Until they were trying to figure out what was at the end of Zaniel's line, that is.
"We were excited when the fish he caught turned out to be a shovelnose sturgeon," said Cole. "You have to handle them right because their skin is kind of rough and can cut you. It was really, really neat to see my son catch one of those uncommon fish species."
The excitement level in the Cole family was about to get ratcheted up even more as Zaniel hooked up with the 107-pound paddlefish mentioned above, one that he asked his dad if they could tag and keep. That's understandable since the youngster had hooked and landed the fish of a lifetime, a paddlefish not too far below the Sooner State record paddlefish benchmark of 125 pounds, 7 ounces.
With several bags of paddlefish filet meat produced by the catch, there will be a number of great meals enjoyed by the Cole family back in Georgia this spring and summer.
Not to mention lifelong memories of an Oklahoma angling trip that produced not one, but two catches for a young angler of species that some refer to as "prehistoric fishes" that date back to dinosaur times.
"I'm glad I was able to experience this with him," said Adam. "He's an active kid, plays baseball, and enjoys fishing too, it was a moment that we'll never forget.
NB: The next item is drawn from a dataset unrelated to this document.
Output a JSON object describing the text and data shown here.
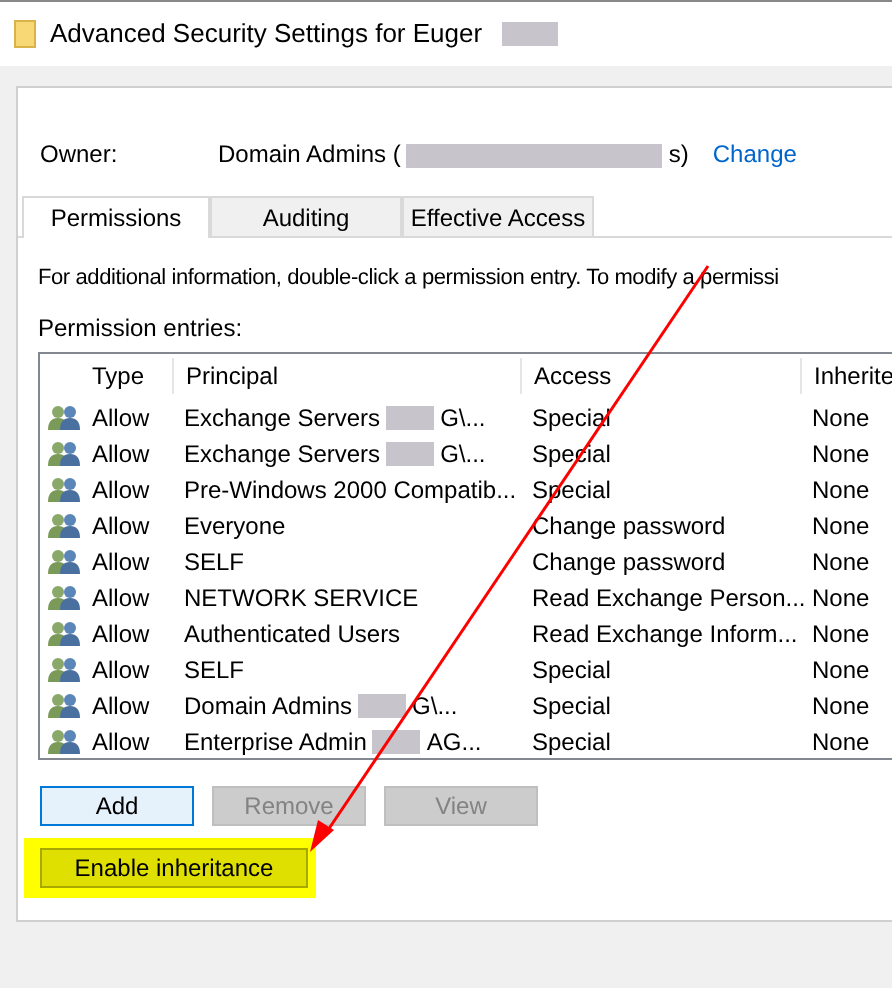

"We're definitely blessed in being able to do this," he added. "I have a real passion for doing this, and for fishing in general, and so far, Zaniel, he likes it too."
After Zaniel's spring fishing day in Oklahoma recently, you can certainly understand why.